Federal 'Wildlife Invasion' act takes aim at exotic species
By Tim Spielman, Associate Editor, Mn Outdoor News
Thursday, July 3, 2008 9:43 AM CDT
http://www.minnesotaoutdoornews.com/art ... news04.txt
Washington - Members of Congress continued on a theme that's been more common in recent years: stopping the introduction (and/or advancement) of species detrimental to the health of the nation's native species and the economy.
The most recent attempt - the non-native Wildlife Invasion Prevention Act - would "implement a process to scientifically assess the risk of each foreign species that individuals want to bring into the United States, even if it is not on the existing black list of prohibited species,"?according to a press release from Rep. Betty McCollum, a democratic co-sponsor from Minnesota. Other co-sponsors include Midwestern Reps. Ron Kind, D-Wis., and Dale Kildee, D-Mich.

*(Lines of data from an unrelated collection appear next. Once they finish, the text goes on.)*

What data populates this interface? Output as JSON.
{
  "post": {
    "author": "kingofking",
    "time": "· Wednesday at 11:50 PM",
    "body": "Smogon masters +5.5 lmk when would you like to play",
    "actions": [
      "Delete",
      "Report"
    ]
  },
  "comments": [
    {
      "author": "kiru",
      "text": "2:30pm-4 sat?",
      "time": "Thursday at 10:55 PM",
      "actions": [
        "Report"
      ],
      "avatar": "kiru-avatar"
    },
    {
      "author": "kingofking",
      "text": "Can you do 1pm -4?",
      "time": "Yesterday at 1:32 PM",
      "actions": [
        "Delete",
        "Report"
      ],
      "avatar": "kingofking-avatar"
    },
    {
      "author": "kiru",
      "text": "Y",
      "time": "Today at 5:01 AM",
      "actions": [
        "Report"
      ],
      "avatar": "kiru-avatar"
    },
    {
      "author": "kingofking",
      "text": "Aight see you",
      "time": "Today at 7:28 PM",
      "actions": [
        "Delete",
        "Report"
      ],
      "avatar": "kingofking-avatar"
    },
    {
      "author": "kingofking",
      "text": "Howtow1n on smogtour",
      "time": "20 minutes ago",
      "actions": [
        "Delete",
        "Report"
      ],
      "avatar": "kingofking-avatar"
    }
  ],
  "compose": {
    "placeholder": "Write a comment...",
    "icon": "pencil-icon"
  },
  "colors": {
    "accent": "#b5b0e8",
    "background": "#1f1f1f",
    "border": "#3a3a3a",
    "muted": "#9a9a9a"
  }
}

The legislation differs from other recent federal bills in that it takes aim at species purposely brought into the country, perhaps for aquariums or water gardens, according to Marc Gaden, spokesman for the Great Lakes Fisheries Commission in Ann Arbor, Mich. The GLFC includes members from both the United States and Canada, and works to ensure sustainable Great Lakes fish populations, and minimize the effects of foreign species.
Gaden recently offered testimony to members of Congress on the bill, which he said is one of three that have placed aspects of the National Aquatic Invasive Species Act - a comprehensive bill that had been introduced in the past couple congresses - in separate bills.
Portions of the NAISA also are in the Water Resources Development Act that has passed Congress and includes funding for a fish barrier in the Chicago Sanitary and Shipping Canal, and the Coast Guard Reauthorization Act, which addresses the release of ships' ballast water in Great Lakes ports. That bill currently awaits Senate action, Gaden said.
In a nutshell, the latest effort - HR 6311 - states that if a species is to be brought into the country, it must be proved that it won't be harmful to other species, or the economy. Currently, Gaden said, hurdles preventing introduction of species are few.
The federal Lacey Act contains some species that are prohibited - some mollusks and wild birds, for example. The USDA also has language prohibiting some species considered injurious to livestock, Gaden said. And some health agencies have outlawed species considered harmful to humans. Movement of some endangered species is prohibited, too.
"But as a whole, the population is relatively small," he said. "The intent of the legislation is that if you propose to import (as species), the only way to get on the 'white (approved) list' is if it's been screened."
Gaden said in the past, Congress has dragged its feet regarding the screening process. He called the bill "a huge leap forward in policy."
For example, had a process been in place decades ago when Asian carp were introduced, the habitat-destruction problems associated with the various species of invasive carp might not exist today.
With the current process, "By the time (a species) is proved harmful, the cat's already out of the bag," Gaden said. "What's great about this bill is that it's a proactive approach."
More apt to be affected by the bill - if eventually approved - than shippers are dealers of exotic pets, some fish farmers, and others.
Still, officials point out, species - even those in captivity - seem to find a way to make it into the wild.
According to the Wildlife Invasion Prevention Act, "(species) deemed a high risk would be explicitly banned, and wildlife that has not been properly vetted would not be allowed in the country until a risk assessment has been completed."
Further, says McCollum's press statement, "Invasive species do not only harm the environment, there is also a significant economic cost to the tourism industry and commercial and sport fishing. The infestation of these species can deter consumers, cause financial losses, and slow industry growth."
According to the legislation, the U.S. Fish and Wildlife Service will initiate the screening process. But the species importer likely will face the burden of proving a species is safe to import.
Gaden said the GLFC would like to eventually see a fee schedule in place so that taxpayers aren't "strapped with costs that benefit (importers)."
McCollum made note of the efforts of state Rep. Rick Hansen, a DFLer from Minnesota, who has led efforts to stop the spread of invasives. Hansen said, among other efforts, the state is considering the placement and type of a fish barrier for the Mississippi River in southeastern Minnesota.